» **THE TASK**:
From the entries below, please gather each line containing the string "Hudson".

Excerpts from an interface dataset

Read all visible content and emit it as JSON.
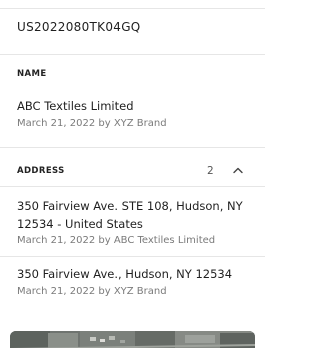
{
  "record": {
    "id": "US2022080TK04GQ"
  },
  "name_section": {
    "label": "NAME",
    "entries": [
      {
        "value": "ABC Textiles Limited",
        "meta": "March 21, 2022 by XYZ Brand"
      }
    ]
  },
  "address_section": {
    "label": "ADDRESS",
    "count": "2",
    "expanded_icon": "chevron-up-icon",
    "entries": [
      {
        "value": "350 Fairview Ave. STE 108, Hudson, NY 12534 - United States",
        "meta": "March 21, 2022 by ABC Textiles Limited"
      },
      {
        "value": "350 Fairview Ave., Hudson, NY 12534",
        "meta": "March 21, 2022 by XYZ Brand"
      }
    ]
  },
  "map": {
    "icon": "satellite-map-thumbnail",
    "colors": {
      "base": "#6f7470"
    }
  }
}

» **TASK OUTPUT**:
        "value": "350 Fairview Ave. STE 108, Hudson, NY 12534 - United States",
        "value": "350 Fairview Ave., Hudson, NY 12534",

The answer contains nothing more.